Data for processing below:
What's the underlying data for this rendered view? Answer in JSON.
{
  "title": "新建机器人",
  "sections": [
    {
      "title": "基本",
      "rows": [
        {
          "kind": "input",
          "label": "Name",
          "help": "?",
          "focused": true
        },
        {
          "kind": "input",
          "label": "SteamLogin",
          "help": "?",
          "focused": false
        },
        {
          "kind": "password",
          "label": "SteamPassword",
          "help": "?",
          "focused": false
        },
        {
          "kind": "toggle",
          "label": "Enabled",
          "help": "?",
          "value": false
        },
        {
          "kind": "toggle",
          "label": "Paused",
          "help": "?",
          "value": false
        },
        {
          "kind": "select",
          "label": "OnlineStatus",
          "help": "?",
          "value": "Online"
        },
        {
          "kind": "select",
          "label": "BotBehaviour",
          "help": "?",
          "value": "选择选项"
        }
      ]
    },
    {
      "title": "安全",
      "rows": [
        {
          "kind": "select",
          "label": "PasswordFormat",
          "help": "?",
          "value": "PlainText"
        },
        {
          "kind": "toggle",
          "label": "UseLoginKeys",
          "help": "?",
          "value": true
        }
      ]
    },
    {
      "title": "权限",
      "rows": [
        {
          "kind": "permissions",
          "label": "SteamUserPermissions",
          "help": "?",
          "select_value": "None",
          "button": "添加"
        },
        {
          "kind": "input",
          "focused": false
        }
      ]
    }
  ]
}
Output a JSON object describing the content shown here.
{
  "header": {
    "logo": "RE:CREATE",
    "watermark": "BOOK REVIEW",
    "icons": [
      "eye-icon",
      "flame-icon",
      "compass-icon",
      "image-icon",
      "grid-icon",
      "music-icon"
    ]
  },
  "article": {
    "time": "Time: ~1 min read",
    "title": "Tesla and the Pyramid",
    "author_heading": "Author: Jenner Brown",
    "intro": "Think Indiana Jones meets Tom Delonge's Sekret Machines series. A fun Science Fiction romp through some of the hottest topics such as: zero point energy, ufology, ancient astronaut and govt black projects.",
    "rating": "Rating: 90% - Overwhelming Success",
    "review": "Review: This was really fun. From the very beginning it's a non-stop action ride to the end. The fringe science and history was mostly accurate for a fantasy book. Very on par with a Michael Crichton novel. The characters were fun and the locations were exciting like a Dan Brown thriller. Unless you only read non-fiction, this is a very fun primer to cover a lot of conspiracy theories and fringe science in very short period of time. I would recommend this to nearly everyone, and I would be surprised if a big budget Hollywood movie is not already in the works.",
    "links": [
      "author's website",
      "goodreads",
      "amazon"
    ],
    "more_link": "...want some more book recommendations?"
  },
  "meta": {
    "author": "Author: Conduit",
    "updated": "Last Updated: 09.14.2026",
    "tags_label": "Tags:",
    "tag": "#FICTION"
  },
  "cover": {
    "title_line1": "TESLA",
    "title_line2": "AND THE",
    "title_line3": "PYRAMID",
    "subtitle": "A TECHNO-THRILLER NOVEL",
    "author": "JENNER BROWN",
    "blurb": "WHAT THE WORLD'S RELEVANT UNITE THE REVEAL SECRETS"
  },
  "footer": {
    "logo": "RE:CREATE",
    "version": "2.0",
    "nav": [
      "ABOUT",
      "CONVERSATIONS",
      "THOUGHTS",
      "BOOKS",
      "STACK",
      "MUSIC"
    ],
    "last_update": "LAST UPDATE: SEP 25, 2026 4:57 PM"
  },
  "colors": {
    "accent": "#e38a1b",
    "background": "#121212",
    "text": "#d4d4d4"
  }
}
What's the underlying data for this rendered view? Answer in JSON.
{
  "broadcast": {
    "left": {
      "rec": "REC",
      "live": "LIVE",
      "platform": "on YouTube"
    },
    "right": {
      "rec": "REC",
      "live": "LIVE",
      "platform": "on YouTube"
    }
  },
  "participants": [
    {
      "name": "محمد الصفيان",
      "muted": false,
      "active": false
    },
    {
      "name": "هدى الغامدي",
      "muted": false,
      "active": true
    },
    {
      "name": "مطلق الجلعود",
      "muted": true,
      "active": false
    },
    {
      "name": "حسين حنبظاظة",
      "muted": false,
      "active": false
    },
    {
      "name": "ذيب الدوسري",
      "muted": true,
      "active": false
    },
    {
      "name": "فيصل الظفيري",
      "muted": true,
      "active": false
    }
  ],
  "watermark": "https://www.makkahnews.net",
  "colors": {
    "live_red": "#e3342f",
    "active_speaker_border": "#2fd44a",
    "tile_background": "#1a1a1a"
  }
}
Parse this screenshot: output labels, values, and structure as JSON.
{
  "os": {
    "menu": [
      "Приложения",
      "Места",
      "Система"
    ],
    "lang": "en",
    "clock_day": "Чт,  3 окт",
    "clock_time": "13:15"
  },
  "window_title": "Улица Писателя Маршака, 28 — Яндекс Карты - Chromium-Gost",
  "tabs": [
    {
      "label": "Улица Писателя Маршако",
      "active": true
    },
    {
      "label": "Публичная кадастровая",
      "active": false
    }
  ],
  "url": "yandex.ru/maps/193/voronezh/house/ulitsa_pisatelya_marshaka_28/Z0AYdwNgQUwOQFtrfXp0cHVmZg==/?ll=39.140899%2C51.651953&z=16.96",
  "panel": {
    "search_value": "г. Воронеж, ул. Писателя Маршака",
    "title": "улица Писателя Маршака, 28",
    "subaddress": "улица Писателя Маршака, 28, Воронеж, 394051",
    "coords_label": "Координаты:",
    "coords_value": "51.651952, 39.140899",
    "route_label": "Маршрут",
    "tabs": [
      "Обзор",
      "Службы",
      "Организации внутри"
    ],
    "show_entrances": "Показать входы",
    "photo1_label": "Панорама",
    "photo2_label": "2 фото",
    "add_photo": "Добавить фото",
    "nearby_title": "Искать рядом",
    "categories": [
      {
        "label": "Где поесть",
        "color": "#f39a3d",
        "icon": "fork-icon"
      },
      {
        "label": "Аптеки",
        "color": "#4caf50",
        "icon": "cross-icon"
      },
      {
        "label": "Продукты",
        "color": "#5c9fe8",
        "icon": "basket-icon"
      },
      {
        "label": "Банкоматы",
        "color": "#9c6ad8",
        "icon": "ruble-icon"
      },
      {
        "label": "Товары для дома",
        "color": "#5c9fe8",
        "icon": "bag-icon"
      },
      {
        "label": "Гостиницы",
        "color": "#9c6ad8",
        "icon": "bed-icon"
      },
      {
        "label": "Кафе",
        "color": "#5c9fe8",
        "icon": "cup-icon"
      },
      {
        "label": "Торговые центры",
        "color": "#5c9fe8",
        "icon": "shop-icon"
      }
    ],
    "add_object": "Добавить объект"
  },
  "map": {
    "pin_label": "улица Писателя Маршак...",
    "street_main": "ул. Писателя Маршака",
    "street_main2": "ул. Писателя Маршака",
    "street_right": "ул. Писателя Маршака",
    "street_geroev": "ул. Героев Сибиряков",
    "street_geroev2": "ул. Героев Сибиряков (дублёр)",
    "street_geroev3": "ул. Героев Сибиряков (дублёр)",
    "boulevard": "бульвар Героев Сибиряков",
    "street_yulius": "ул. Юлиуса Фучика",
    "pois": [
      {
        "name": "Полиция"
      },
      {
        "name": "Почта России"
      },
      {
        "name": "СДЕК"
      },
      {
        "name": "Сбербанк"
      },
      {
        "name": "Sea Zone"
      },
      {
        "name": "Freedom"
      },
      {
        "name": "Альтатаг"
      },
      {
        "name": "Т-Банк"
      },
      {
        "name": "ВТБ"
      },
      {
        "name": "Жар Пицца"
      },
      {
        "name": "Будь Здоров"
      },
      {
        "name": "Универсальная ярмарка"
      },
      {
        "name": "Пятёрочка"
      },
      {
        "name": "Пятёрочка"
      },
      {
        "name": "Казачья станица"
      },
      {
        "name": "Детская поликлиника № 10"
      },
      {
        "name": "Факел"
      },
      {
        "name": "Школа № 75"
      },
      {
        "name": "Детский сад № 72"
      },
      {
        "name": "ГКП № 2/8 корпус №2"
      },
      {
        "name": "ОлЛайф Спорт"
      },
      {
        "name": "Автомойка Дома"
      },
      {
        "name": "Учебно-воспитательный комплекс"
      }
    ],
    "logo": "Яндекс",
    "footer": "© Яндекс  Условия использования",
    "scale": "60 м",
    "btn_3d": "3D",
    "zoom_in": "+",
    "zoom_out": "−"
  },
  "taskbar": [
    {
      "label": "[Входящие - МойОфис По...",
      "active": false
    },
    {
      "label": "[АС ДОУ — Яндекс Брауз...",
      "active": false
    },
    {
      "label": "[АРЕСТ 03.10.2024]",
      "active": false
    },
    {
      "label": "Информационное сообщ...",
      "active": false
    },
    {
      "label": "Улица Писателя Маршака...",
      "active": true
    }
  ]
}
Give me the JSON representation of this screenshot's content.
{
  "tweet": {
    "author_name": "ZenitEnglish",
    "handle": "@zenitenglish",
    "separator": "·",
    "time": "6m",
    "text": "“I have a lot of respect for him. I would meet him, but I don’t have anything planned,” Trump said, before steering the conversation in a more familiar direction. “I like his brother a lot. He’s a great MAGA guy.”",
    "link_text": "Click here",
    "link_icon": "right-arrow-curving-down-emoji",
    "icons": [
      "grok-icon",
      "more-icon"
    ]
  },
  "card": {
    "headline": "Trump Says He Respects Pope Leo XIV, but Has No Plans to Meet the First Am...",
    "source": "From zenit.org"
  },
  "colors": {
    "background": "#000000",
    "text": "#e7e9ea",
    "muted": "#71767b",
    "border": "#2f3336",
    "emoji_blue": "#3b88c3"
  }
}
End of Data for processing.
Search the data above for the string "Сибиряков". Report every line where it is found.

    "street_geroev": "ул. Героев Сибиряков",
    "street_geroev2": "ул. Героев Сибиряков (дублёр)",
    "street_geroev3": "ул. Героев Сибиряков (дублёр)",
    "boulevard": "бульвар Героев Сибиряков",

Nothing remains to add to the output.